State Encourages Innovation04 December 2012
CANADA - Leading processors and producers from a cross-section of Canada's agricultural sector have met to identify ways to better work together in the development of a more effective and efficient supply chain.
Leading processors and producers from a cross-section of Canada's agricultural sector are meeting today to identify ways to better work together in the development of a more effective and efficient supply chain.
Co-hosted by Agriculture and Agri-Food Canada and the Ontario Ministry of Agriculture, Food and Rural Affairs, the one-day Agri-Processors/Producers' Summit will increase the dialogue between processors, producers, and governments to strengthen Canada's food supply chain and help enhance the competitiveness of the sector.
"Our Government is transforming agricultural policy in Canada by focusing more on innovation, competitiveness, and market access," said Agriculture Minister Gerry Ritz. "By bringing processors and producers together in the same room, we are helping them to better understand one another's challenges and opportunities, ultimately improving their partnership, production, and the Canadian economy."
"Ontario supports innovation as the foundation for long-term profitability, competitiveness, and sustainability," said Ontario Minister of Agriculture, Food and Rural Affairs Ted McMeekin, who spoke at the opening of the Summit. "By working together, farmers and processors can leverage greater innovation, economic growth, and jobs for the sector and the province."
About 40 processors and producers, along with federal and provincial government officials, are discussing ways to make the agriculture industry more effective and efficient.
This Summit was organised following a commitment made by Ministers Ritz and McMeekin at the federal-provincial-territorial ministers of agriculture meeting in Whitehorse to bring producers and processors together to help continue the dialogue between the groups.
Canada's food and beverage processing sector is the country's largest manufacturing industry in terms of value of production, with shipments worth more than $92 billion.
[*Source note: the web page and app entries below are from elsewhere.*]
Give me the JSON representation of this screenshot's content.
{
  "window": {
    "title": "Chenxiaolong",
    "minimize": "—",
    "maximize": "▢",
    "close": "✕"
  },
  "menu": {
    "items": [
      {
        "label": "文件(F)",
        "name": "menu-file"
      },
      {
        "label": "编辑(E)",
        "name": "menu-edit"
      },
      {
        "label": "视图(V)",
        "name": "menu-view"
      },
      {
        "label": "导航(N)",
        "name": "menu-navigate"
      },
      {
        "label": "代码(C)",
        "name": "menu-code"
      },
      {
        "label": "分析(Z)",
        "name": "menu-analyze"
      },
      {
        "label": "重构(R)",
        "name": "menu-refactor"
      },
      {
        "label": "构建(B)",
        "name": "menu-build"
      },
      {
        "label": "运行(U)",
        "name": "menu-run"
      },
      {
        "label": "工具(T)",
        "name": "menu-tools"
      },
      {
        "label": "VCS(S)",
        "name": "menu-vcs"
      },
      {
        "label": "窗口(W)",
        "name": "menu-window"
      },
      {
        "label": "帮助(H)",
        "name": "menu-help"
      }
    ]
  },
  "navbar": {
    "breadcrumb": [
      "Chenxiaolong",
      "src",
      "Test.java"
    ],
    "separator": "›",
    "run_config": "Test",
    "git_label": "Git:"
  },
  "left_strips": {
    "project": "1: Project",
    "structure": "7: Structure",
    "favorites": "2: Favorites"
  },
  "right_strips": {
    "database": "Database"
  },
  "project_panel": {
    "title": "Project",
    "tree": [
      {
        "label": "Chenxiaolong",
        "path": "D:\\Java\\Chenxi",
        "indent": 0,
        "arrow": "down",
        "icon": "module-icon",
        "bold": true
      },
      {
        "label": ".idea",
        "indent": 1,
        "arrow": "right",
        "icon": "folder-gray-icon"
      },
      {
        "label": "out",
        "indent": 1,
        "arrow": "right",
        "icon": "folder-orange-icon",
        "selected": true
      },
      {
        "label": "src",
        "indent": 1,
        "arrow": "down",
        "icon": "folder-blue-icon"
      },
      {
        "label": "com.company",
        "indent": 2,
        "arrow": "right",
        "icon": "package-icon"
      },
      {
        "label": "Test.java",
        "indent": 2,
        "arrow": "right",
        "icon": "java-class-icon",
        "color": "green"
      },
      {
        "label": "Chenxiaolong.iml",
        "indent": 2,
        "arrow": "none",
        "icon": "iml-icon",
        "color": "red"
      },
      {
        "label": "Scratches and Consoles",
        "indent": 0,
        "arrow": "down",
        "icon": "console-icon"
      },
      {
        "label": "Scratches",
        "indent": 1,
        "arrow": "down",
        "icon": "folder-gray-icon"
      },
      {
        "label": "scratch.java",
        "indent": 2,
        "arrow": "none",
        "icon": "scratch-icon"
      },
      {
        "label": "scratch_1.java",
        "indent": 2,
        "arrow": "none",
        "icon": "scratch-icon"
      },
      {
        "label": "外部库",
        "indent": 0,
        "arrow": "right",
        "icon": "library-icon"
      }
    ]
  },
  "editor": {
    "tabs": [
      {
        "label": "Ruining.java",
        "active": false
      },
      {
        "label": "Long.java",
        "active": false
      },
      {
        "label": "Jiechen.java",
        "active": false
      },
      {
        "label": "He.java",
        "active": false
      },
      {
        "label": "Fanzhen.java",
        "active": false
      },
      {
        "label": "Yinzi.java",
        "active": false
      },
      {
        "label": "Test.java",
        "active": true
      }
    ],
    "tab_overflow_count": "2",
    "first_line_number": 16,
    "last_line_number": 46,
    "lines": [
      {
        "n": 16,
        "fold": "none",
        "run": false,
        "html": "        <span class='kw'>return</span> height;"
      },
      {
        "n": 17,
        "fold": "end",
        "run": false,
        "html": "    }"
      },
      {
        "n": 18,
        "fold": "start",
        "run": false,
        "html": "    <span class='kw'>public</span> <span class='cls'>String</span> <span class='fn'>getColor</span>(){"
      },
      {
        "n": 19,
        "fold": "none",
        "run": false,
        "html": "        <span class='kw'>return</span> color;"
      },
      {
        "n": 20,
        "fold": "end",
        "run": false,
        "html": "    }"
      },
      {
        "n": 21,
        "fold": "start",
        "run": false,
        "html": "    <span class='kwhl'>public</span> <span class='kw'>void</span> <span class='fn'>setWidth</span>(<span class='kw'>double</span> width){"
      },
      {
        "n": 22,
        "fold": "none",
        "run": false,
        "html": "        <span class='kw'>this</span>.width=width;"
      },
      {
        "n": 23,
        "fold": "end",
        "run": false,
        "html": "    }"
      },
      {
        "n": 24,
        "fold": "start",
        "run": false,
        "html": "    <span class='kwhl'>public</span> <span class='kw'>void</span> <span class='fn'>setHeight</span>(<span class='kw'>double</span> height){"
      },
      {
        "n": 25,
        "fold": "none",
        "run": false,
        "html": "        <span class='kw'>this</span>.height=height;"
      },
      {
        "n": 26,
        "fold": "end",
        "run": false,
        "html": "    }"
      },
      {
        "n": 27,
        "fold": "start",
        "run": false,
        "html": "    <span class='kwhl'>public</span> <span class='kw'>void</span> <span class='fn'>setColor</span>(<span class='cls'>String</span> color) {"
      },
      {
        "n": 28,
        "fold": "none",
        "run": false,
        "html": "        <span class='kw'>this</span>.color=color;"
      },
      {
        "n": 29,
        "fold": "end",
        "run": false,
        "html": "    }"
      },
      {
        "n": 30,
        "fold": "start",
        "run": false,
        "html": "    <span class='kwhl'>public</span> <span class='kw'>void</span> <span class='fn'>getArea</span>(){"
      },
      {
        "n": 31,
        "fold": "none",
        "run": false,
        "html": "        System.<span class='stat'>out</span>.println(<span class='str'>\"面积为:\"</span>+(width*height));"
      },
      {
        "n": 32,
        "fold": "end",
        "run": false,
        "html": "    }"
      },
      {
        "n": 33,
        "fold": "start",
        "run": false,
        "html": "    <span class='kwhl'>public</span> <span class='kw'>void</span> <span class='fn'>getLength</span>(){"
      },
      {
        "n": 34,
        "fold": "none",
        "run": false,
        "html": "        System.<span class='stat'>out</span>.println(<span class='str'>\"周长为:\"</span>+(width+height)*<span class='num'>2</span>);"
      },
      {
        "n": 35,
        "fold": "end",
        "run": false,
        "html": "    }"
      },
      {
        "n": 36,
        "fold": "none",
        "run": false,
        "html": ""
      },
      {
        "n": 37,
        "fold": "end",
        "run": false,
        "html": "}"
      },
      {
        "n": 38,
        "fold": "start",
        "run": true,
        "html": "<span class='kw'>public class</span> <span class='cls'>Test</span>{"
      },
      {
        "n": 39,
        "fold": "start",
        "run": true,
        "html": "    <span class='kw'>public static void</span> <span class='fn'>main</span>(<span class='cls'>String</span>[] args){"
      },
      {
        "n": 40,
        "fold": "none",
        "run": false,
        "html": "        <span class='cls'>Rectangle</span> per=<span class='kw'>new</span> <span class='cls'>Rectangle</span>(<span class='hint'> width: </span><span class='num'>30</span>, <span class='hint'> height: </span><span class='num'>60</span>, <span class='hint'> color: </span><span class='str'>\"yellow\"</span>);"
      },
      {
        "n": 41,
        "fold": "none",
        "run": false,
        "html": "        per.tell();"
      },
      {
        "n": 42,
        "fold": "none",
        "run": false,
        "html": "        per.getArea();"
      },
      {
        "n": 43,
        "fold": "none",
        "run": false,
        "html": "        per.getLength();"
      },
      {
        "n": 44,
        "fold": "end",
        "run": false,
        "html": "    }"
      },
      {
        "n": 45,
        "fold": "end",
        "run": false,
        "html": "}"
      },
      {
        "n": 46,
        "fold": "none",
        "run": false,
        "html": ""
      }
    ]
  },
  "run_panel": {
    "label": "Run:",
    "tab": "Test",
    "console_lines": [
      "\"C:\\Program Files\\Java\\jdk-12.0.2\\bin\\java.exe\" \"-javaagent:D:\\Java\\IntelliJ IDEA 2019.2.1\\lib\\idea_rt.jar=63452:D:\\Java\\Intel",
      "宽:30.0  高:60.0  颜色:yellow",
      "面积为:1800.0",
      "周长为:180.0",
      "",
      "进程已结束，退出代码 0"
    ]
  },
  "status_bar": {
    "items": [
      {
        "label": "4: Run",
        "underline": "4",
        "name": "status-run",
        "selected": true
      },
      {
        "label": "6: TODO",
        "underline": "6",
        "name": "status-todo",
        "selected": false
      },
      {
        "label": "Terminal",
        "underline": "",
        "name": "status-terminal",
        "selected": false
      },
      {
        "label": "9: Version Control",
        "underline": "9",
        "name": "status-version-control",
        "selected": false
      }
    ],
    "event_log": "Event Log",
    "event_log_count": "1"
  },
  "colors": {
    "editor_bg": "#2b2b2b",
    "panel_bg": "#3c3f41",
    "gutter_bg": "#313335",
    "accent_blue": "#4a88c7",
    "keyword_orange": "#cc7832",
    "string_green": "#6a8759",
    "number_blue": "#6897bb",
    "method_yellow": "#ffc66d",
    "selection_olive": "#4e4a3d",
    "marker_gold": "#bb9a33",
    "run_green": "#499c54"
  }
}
It is also the largest manufacturing employer, providing jobs to 290,000 Canadians, and it is the primary buyer for Canadian farmers, who drove our economy with more than $40 billion in farm gate sales last year. Ontario accounts for about 36 per cent of the country's total employment in the sector.